“I don’t think the way to deal with campus shootings is to have more shots fired,” said Goddard, a 2008 Virginia Tech graduate who now works with the Brady Campaign to Prevent Gun Violence.
Oh, I don’t know. A few shots to Seung Hui Cho’s center of mass early on in his attack, or maybe one to his head, would have prevented at least some of his murderous mayhem. That’s a common sense conclusion that kind of messes-up Goddard’s (and his Brady Campaign to Prevent Gun Violence financiers’) rationale. So they change the subject.
Goddard said the proponents of the bills around the country always argue, “We don’t want another Virginia Tech happening” but they allow guns to be purchased at gun shows and from private sellers without doing a background check. “That doesn’t provide safety for anyone.”

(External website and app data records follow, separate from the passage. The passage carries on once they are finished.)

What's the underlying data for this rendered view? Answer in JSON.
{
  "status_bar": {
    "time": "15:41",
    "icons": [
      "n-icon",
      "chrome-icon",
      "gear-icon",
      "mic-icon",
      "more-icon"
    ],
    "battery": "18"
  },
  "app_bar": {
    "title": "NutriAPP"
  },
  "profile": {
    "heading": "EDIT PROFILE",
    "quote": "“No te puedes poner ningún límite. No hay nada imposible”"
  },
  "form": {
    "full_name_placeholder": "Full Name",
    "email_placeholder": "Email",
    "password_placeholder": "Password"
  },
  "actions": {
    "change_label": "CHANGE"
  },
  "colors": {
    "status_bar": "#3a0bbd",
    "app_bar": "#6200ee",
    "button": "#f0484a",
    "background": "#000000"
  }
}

Goddard’s misdirection is not only irrelevant but it’s really irrelevant. Cho bought his guns from a Roanoke gun dealer. As with Jared Lee Loughner, the real question surrounding the Virginia Tech massacre is why a man with a long history of severe mental health problems, a man clearly identified as a danger to students and faculty (accused of stalking two female students), was allowed to remain on campus.

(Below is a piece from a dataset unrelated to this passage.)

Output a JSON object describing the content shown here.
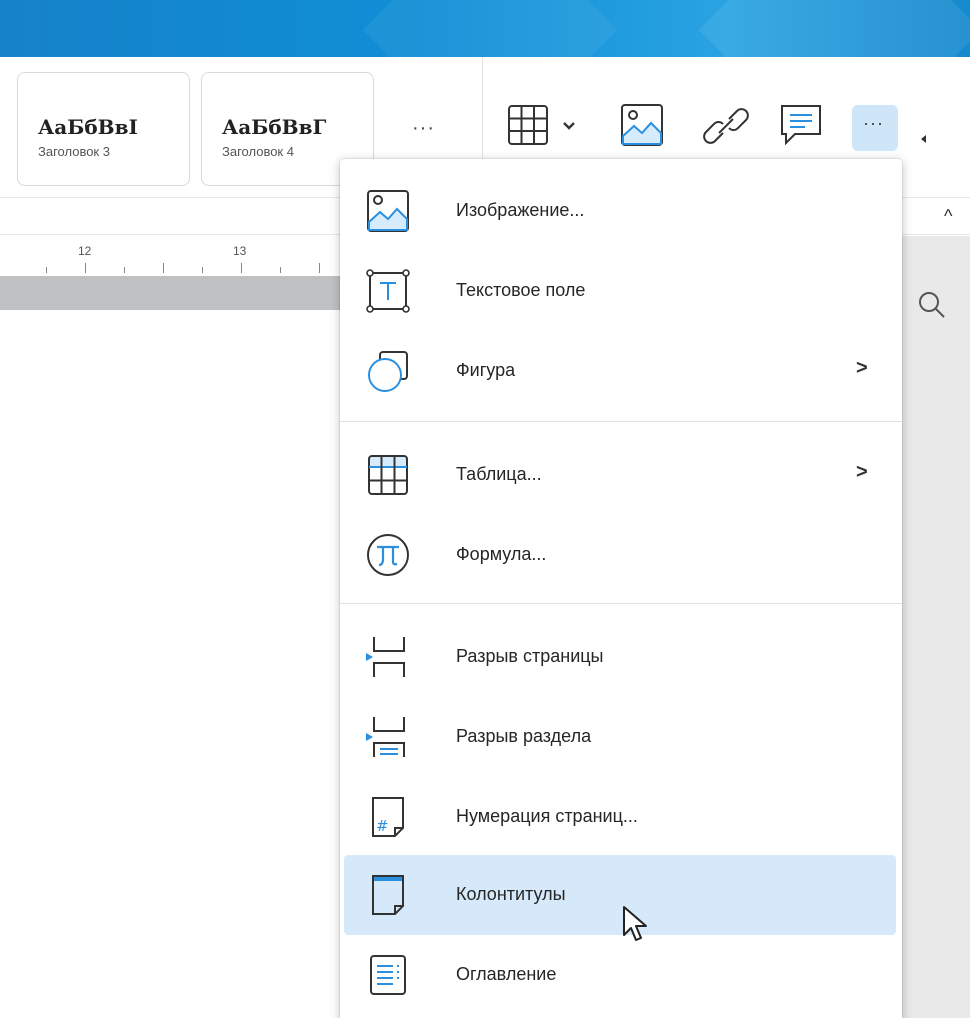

Goddard: pay no attention to the nutcases behind that curtain. Focus on the guns.
Guns shouldn’t be allowed on campuses because “college campuses are unique places,” he said. For many, it’s a place for “major life-changing experiences and having guns does not promote a safe environment for those changes.”
At the risk of seeming impolite and insensitive, what the hell is he talking about? Is Goddard saying that if you allow guns on campus college students won’t have their first gay sex experience or hit from a bong or decide that they should devote their life to the teachings of Karl Marx?
Even the article’s writer senses that Goddard’s logic is a bit dubious. So Mike Haston lines up another quote from a Virginia Tech survivor due to testify against Louisiana bill HB413, which would strike down bans against campus carry. Well someone who was there.
Joining Goddard will be Kaamil Khan, an LSU Law School student who was attending Virginia Tech at the time of the shooting.
“Personally, I don’t think it would make campuses safer,” he said. “I was there at Virginia Tech. I don’t think having a gun would have made a difference.”
And he’s an expert because . . . ? And Hasten doesn’t give a quote to Students for Concealed Carry because theirs is a prima facie case. Why shouldn’t eligible students and faculty exercise the same Second Amendment rights that they exercise walking down the street or sitting in their [off campus] homes?
They joined the [bill’s] author in arguing that if students and faculty members were armed on the campuses where innocent students were gunned down, the attackers would not have had so many victims. They also say it would be a deterrent for anyone to come on campus to shoot students if other people were armed.
TTAG is preparing a little demonstration on that score. Meanwhile, what’s wrong with the supposition that legal guns on campus are both a security advantage and a deterrent? And why aren’t Goddard and others of his ilk making the same case against campus carry in Louisiana that they made up north: that college students are too immature and emotionally unstable to carry a firearm?
Answer: culture eats strategy for lunch. Louisiana’s gun culture, which exposes its citizens to firearms from an early age, would kick that one to the curb in a New York minute. And here’s something else that doesn’t get a look in: if there’s a campus ban on guns, thousands of gun-toting parents lose their right to carry a concealed weapon when visiting their children. How do you think they feel about that?